Calm Yourself

If you’ve ever watched late-night TV, you’ve likely seen unfortunate advertisements for diet pills that claim to rid you of belly fat that arose from high levels of the stress hormone cortisol in the body. The pills are bunk, but the relation between cortisol levels in the body and chronic stress are real. Stress response is a vital evolutionary adaptation that allows us to run from predators or catch a train. Even if we haven’t been doing either in 2020, stress levels are still running high—blame the TV again. And the pandemic.
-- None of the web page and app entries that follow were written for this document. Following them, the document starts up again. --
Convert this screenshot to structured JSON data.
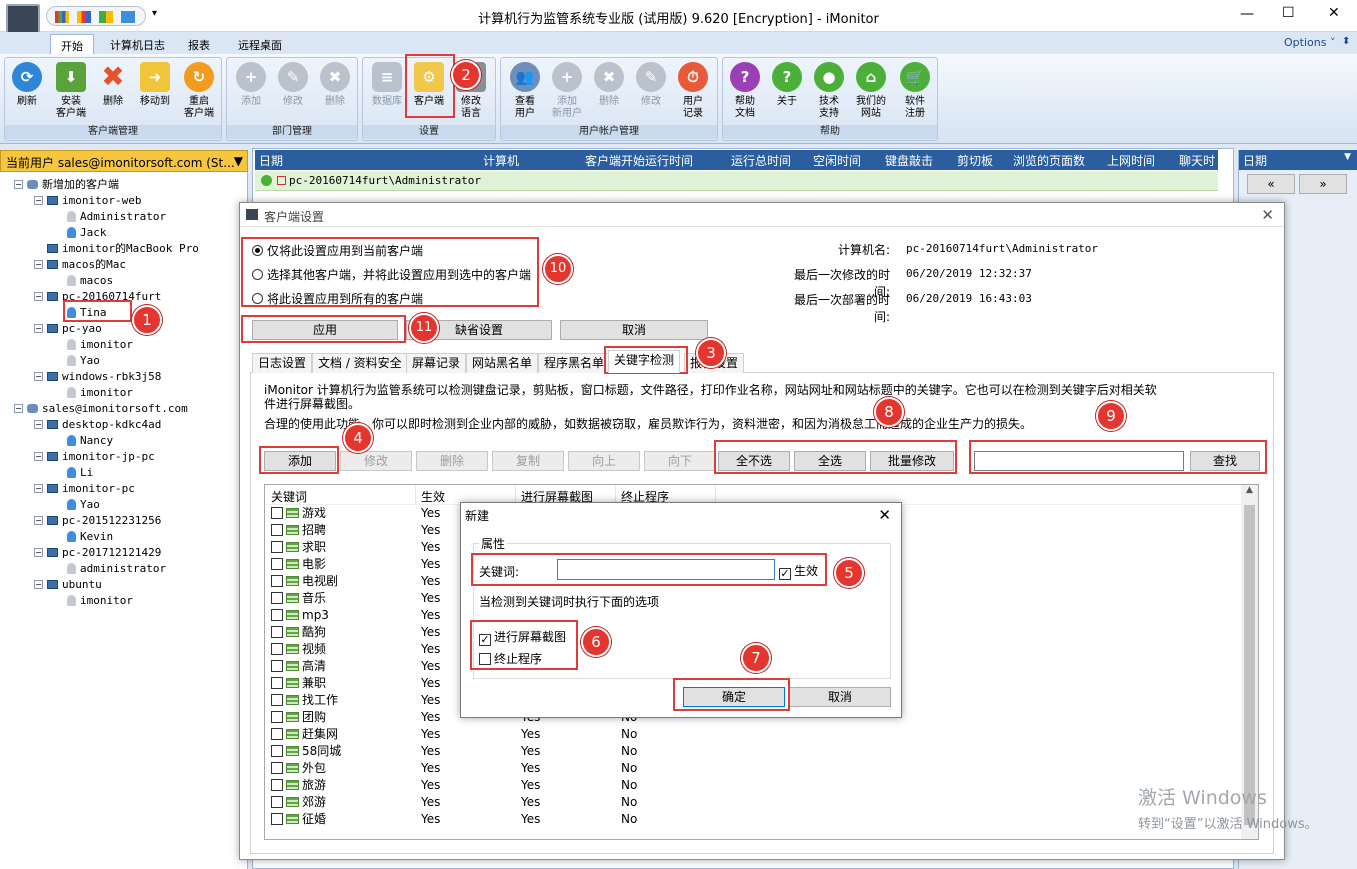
{
  "window": {
    "title": "计算机行为监管系统专业版 (试用版) 9.620 [Encryption] - iMonitor",
    "options": "Options ˅",
    "min": "—",
    "max": "☐",
    "close": "✕"
  },
  "tabs": [
    "开始",
    "计算机日志",
    "报表",
    "远程桌面"
  ],
  "ribbon": {
    "client_group": "客户端管理",
    "client_btns": [
      "刷新",
      "安装\n客户端",
      "删除",
      "移动到",
      "重启\n客户端"
    ],
    "dept_group": "部门管理",
    "dept_btns": [
      "添加",
      "修改",
      "删除"
    ],
    "settings_group": "设置",
    "settings_btns": [
      "数据库",
      "客户端",
      "修改\n语言"
    ],
    "account_group": "用户帐户管理",
    "account_btns": [
      "查看\n用户",
      "添加\n新用户",
      "删除",
      "修改",
      "用户\n记录"
    ],
    "help_group": "帮助",
    "help_btns": [
      "帮助\n文档",
      "关于",
      "技术\n支持",
      "我们的\n网站",
      "软件\n注册"
    ]
  },
  "sidebar": {
    "header": "当前用户  sales@imonitorsoft.com (St...",
    "tree": [
      {
        "d": 0,
        "k": "grp",
        "t": "新增加的客户端",
        "m": "⊟"
      },
      {
        "d": 1,
        "k": "pc",
        "t": "imonitor-web",
        "m": "⊟"
      },
      {
        "d": 2,
        "k": "usrg",
        "t": "Administrator"
      },
      {
        "d": 2,
        "k": "usr",
        "t": "Jack"
      },
      {
        "d": 1,
        "k": "pc",
        "t": "imonitor的MacBook Pro"
      },
      {
        "d": 1,
        "k": "pc",
        "t": "macos的Mac",
        "m": "⊟"
      },
      {
        "d": 2,
        "k": "usrg",
        "t": "macos"
      },
      {
        "d": 1,
        "k": "pc",
        "t": "pc-20160714furt",
        "m": "⊟"
      },
      {
        "d": 2,
        "k": "usr",
        "t": "Tina"
      },
      {
        "d": 1,
        "k": "pc",
        "t": "pc-yao",
        "m": "⊟"
      },
      {
        "d": 2,
        "k": "usrg",
        "t": "imonitor"
      },
      {
        "d": 2,
        "k": "usrg",
        "t": "Yao"
      },
      {
        "d": 1,
        "k": "pc",
        "t": "windows-rbk3j58",
        "m": "⊟"
      },
      {
        "d": 2,
        "k": "usrg",
        "t": "imonitor"
      },
      {
        "d": 0,
        "k": "grp",
        "t": "sales@imonitorsoft.com",
        "m": "⊟"
      },
      {
        "d": 1,
        "k": "pc",
        "t": "desktop-kdkc4ad",
        "m": "⊟"
      },
      {
        "d": 2,
        "k": "usr",
        "t": "Nancy"
      },
      {
        "d": 1,
        "k": "pc",
        "t": "imonitor-jp-pc",
        "m": "⊟"
      },
      {
        "d": 2,
        "k": "usr",
        "t": "Li"
      },
      {
        "d": 1,
        "k": "pc",
        "t": "imonitor-pc",
        "m": "⊟"
      },
      {
        "d": 2,
        "k": "usr",
        "t": "Yao"
      },
      {
        "d": 1,
        "k": "pc",
        "t": "pc-201512231256",
        "m": "⊟"
      },
      {
        "d": 2,
        "k": "usr",
        "t": "Kevin"
      },
      {
        "d": 1,
        "k": "pc",
        "t": "pc-201712121429",
        "m": "⊟"
      },
      {
        "d": 2,
        "k": "usrg",
        "t": "administrator"
      },
      {
        "d": 1,
        "k": "pc",
        "t": "ubuntu",
        "m": "⊟"
      },
      {
        "d": 2,
        "k": "usrg",
        "t": "imonitor"
      }
    ]
  },
  "grid": {
    "headers": [
      "日期",
      "计算机",
      "客户端开始运行时间",
      "运行总时间",
      "空闲时间",
      "键盘敲击",
      "剪切板",
      "浏览的页面数",
      "上网时间",
      "聊天时"
    ],
    "row1": "pc-20160714furt\\Administrator"
  },
  "right_panel": {
    "title": "日期",
    "prev": "«",
    "next": "»"
  },
  "dialog": {
    "title": "客户端设置",
    "radio1": "仅将此设置应用到当前客户端",
    "radio2": "选择其他客户端，并将此设置应用到选中的客户端",
    "radio3": "将此设置应用到所有的客户端",
    "computer_label": "计算机名:",
    "computer_value": "pc-20160714furt\\Administrator",
    "modified_label": "最后一次修改的时间:",
    "modified_value": "06/20/2019 12:32:37",
    "deployed_label": "最后一次部署的时间:",
    "deployed_value": "06/20/2019 16:43:03",
    "apply": "应用",
    "default": "缺省设置",
    "cancel": "取消",
    "tabs": [
      "日志设置",
      "文档 / 资料安全",
      "屏幕记录",
      "网站黑名单",
      "程序黑名单",
      "关键字检测",
      "报警设置"
    ],
    "desc1": "iMonitor 计算机行为监管系统可以检测键盘记录，剪贴板，窗口标题，文件路径，打印作业名称，网站网址和网站标题中的关键字。它也可以在检测到关键字后对相关软",
    "desc2": "件进行屏幕截图。",
    "desc3": "合理的使用此功能，你可以即时检测到企业内部的威胁，如数据被窃取，雇员欺诈行为，资料泄密，和因为消极怠工而造成的企业生产力的损失。",
    "btn_add": "添加",
    "btn_edit": "修改",
    "btn_del": "删除",
    "btn_copy": "复制",
    "btn_up": "向上",
    "btn_down": "向下",
    "btn_none": "全不选",
    "btn_all": "全选",
    "btn_batch": "批量修改",
    "btn_find": "查找",
    "search_value": "",
    "list_headers": [
      "关键词",
      "生效",
      "进行屏幕截图",
      "终止程序"
    ],
    "keywords": [
      {
        "w": "游戏",
        "e": "Yes",
        "s": "Yes",
        "t": "No"
      },
      {
        "w": "招聘",
        "e": "Yes",
        "s": "Yes",
        "t": "No"
      },
      {
        "w": "求职",
        "e": "Yes",
        "s": "Yes",
        "t": "No"
      },
      {
        "w": "电影",
        "e": "Yes",
        "s": "Yes",
        "t": "No"
      },
      {
        "w": "电视剧",
        "e": "Yes",
        "s": "Yes",
        "t": "No"
      },
      {
        "w": "音乐",
        "e": "Yes",
        "s": "Yes",
        "t": "No"
      },
      {
        "w": "mp3",
        "e": "Yes",
        "s": "Yes",
        "t": "No"
      },
      {
        "w": "酷狗",
        "e": "Yes",
        "s": "Yes",
        "t": "No"
      },
      {
        "w": "视频",
        "e": "Yes",
        "s": "Yes",
        "t": "No"
      },
      {
        "w": "高清",
        "e": "Yes",
        "s": "Yes",
        "t": "No"
      },
      {
        "w": "兼职",
        "e": "Yes",
        "s": "Yes",
        "t": "No"
      },
      {
        "w": "找工作",
        "e": "Yes",
        "s": "Yes",
        "t": "No"
      },
      {
        "w": "团购",
        "e": "Yes",
        "s": "Yes",
        "t": "No"
      },
      {
        "w": "赶集网",
        "e": "Yes",
        "s": "Yes",
        "t": "No"
      },
      {
        "w": "58同城",
        "e": "Yes",
        "s": "Yes",
        "t": "No"
      },
      {
        "w": "外包",
        "e": "Yes",
        "s": "Yes",
        "t": "No"
      },
      {
        "w": "旅游",
        "e": "Yes",
        "s": "Yes",
        "t": "No"
      },
      {
        "w": "郊游",
        "e": "Yes",
        "s": "Yes",
        "t": "No"
      },
      {
        "w": "征婚",
        "e": "Yes",
        "s": "Yes",
        "t": "No"
      }
    ]
  },
  "new_dialog": {
    "title": "新建",
    "props": "属性",
    "kw_label": "关键词:",
    "kw_value": "",
    "enabled": "生效",
    "hint": "当检测到关键词时执行下面的选项",
    "screenshot": "进行屏幕截图",
    "terminate": "终止程序",
    "ok": "确定",
    "cancel": "取消"
  },
  "badges": [
    "1",
    "2",
    "3",
    "4",
    "5",
    "6",
    "7",
    "8",
    "9",
    "10",
    "11"
  ],
  "watermark": {
    "line1": "激活 Windows",
    "line2": "转到“设置”以激活 Windows。"
  }
}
Chronic high stress levels mean constant inflammation and lead to illness and burnout. It turns out that we have the power to decrease the physiological stress response by manipulating two bodily systems on the frontlines of stress detection: the breath and our eyes. In this edition’s cover story, neuroscientist Andrew Huberman gives simple but powerful tips for how to get a handle on your body’s stress response immediately (see “Secrets to Surviving Stressful Times”). I can’t guarantee that the rest of the articles in this issue won’t get your heart pounding in anger or fear, but at least you will have the tools to relax.